Data records
━━━━━━━━━━━━━━━━━━━━━━━━━━━━━━

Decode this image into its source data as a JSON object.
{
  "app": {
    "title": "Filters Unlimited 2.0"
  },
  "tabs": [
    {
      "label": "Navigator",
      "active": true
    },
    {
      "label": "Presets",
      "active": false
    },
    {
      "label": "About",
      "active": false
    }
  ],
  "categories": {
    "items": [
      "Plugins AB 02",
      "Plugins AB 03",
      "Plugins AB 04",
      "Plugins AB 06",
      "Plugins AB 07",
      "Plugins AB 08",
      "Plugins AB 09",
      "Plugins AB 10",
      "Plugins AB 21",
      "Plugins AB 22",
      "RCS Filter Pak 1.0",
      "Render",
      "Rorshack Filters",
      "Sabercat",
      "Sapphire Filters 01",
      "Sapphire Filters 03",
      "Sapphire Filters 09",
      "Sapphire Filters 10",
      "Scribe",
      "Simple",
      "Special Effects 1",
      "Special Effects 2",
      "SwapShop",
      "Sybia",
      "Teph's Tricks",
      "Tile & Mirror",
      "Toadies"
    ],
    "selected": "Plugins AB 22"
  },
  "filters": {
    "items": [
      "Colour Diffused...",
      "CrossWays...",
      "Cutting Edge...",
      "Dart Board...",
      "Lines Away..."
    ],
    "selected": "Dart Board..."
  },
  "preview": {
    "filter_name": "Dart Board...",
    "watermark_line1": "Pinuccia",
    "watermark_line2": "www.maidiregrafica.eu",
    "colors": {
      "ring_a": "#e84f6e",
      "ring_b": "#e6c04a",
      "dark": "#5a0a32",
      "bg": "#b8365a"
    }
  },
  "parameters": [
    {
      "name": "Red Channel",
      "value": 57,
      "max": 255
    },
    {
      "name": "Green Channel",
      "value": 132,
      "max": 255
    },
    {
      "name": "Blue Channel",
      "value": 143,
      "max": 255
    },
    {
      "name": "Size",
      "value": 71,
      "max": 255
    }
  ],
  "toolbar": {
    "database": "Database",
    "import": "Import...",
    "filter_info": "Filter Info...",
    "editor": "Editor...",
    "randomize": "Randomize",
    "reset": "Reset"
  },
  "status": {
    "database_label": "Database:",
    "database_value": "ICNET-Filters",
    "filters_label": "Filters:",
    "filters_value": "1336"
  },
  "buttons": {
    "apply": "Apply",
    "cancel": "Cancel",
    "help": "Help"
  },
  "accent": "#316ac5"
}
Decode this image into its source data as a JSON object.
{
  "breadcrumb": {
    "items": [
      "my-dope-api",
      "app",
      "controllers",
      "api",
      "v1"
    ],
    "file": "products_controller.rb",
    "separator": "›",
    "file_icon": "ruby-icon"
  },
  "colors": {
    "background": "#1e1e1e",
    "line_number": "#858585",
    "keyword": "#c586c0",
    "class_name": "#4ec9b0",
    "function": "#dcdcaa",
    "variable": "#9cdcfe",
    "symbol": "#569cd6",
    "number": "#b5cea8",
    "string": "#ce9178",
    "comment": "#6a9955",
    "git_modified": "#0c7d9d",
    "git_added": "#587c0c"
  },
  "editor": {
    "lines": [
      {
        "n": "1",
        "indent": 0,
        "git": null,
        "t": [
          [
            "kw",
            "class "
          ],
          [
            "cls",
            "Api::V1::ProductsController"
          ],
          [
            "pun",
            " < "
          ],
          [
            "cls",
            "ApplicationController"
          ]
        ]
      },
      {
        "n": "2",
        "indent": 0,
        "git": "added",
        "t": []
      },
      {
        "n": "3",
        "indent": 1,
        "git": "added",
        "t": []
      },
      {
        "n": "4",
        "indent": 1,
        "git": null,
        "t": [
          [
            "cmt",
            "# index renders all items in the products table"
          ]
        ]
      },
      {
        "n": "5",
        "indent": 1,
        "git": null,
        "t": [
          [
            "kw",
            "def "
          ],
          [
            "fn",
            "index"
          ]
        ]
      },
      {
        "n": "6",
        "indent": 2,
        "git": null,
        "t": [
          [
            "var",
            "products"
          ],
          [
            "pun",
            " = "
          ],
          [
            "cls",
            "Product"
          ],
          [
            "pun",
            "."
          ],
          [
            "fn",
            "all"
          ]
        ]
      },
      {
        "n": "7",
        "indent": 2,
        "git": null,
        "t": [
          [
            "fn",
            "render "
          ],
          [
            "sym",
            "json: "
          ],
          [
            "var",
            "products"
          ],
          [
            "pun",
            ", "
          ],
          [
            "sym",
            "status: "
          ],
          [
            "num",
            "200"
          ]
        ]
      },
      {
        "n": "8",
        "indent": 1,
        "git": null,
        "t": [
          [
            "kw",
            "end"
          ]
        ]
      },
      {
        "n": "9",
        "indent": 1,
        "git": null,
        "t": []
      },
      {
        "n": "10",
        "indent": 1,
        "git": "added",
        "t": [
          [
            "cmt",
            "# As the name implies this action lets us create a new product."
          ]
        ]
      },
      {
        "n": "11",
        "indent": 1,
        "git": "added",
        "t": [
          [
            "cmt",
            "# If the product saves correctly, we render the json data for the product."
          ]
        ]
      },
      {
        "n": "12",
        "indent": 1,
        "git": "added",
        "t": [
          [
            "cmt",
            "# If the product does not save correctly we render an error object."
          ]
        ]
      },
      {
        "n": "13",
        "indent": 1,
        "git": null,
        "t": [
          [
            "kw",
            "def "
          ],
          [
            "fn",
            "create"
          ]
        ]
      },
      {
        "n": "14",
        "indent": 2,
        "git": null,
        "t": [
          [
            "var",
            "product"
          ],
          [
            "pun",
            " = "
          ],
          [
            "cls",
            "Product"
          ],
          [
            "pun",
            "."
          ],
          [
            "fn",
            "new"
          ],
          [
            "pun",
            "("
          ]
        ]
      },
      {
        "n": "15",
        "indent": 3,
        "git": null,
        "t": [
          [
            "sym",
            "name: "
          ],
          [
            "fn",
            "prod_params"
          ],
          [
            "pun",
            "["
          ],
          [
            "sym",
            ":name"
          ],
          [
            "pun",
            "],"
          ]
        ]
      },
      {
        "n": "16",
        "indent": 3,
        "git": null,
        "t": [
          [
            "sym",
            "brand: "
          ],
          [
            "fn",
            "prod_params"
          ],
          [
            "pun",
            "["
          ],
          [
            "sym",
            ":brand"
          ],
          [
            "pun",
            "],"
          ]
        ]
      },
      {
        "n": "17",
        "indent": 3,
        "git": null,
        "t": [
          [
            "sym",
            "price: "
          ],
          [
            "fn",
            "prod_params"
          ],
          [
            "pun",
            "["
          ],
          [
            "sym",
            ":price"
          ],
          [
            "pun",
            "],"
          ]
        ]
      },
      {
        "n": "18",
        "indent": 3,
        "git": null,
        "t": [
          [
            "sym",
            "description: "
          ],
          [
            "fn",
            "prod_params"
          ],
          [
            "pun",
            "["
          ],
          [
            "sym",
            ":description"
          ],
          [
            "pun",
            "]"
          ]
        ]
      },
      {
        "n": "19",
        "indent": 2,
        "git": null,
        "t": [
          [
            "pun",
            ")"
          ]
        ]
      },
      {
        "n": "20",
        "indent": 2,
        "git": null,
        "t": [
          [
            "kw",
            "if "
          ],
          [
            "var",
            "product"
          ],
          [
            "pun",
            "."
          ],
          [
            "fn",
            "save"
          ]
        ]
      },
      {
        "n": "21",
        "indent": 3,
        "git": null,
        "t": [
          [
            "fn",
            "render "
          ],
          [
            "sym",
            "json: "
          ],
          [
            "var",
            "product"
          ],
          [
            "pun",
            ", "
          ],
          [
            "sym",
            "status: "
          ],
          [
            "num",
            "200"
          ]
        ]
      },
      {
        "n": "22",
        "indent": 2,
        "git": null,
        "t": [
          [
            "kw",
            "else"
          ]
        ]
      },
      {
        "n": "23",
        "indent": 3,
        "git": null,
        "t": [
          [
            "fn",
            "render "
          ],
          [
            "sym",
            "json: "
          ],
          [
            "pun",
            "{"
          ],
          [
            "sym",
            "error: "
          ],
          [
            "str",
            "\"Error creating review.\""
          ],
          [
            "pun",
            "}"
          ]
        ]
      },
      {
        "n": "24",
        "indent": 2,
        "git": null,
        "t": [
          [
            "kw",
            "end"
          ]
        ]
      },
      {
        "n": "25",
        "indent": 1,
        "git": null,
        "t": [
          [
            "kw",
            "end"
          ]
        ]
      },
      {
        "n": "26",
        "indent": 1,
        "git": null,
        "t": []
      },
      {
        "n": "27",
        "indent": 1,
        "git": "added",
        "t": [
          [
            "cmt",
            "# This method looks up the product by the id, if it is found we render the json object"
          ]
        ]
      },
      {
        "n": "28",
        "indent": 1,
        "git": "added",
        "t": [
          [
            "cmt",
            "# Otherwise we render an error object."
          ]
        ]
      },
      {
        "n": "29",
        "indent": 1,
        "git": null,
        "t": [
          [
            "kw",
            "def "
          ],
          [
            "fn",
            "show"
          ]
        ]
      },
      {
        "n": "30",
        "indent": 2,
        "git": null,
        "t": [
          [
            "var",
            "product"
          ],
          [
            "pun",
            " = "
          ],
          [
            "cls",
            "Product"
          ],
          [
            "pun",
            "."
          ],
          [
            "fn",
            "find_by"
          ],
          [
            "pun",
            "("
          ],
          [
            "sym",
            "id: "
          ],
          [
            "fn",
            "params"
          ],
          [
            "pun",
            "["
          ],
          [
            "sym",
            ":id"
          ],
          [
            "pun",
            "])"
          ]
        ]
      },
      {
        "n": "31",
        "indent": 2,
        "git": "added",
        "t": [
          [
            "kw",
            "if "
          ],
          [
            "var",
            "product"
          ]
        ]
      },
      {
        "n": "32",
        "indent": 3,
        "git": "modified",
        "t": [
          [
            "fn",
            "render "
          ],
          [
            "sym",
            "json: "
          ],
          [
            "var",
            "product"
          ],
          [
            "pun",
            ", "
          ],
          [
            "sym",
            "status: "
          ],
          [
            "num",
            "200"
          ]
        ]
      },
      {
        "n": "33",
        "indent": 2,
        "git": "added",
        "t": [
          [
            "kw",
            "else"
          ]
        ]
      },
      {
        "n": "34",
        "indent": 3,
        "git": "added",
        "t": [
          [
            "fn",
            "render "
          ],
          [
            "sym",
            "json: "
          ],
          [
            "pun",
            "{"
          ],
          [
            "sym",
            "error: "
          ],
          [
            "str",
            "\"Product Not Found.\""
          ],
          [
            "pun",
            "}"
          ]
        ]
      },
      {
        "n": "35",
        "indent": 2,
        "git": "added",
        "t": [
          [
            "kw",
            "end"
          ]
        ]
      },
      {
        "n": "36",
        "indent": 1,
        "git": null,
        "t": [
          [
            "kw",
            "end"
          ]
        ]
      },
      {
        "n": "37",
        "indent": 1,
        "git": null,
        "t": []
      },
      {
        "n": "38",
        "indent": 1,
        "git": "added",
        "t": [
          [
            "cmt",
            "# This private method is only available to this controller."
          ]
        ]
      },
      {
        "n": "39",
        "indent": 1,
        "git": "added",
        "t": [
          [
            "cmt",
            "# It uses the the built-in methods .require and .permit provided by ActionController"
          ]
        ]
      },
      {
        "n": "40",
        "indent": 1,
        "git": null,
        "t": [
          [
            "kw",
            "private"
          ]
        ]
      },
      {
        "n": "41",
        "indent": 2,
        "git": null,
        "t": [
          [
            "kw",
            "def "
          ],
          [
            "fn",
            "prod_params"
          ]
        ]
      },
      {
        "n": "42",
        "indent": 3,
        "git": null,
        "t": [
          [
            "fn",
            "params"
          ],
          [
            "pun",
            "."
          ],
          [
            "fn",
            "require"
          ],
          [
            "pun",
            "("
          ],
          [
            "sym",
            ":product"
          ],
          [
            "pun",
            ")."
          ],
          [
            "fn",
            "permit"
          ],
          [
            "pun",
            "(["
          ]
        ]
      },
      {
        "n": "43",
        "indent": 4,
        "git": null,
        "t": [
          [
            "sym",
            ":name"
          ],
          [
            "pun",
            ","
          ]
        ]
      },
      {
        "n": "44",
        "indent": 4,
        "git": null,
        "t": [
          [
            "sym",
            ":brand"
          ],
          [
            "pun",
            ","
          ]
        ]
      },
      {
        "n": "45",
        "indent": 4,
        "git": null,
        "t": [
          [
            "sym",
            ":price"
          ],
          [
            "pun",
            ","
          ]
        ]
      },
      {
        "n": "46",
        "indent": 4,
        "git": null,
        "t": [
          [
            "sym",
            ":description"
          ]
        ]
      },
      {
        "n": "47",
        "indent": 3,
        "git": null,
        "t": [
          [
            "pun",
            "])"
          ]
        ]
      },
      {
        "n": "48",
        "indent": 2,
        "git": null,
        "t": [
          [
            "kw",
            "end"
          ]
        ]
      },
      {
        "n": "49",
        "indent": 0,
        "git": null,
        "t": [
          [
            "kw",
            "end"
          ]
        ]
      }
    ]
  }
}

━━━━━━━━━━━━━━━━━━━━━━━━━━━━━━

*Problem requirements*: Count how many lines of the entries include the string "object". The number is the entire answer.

*Output*: 5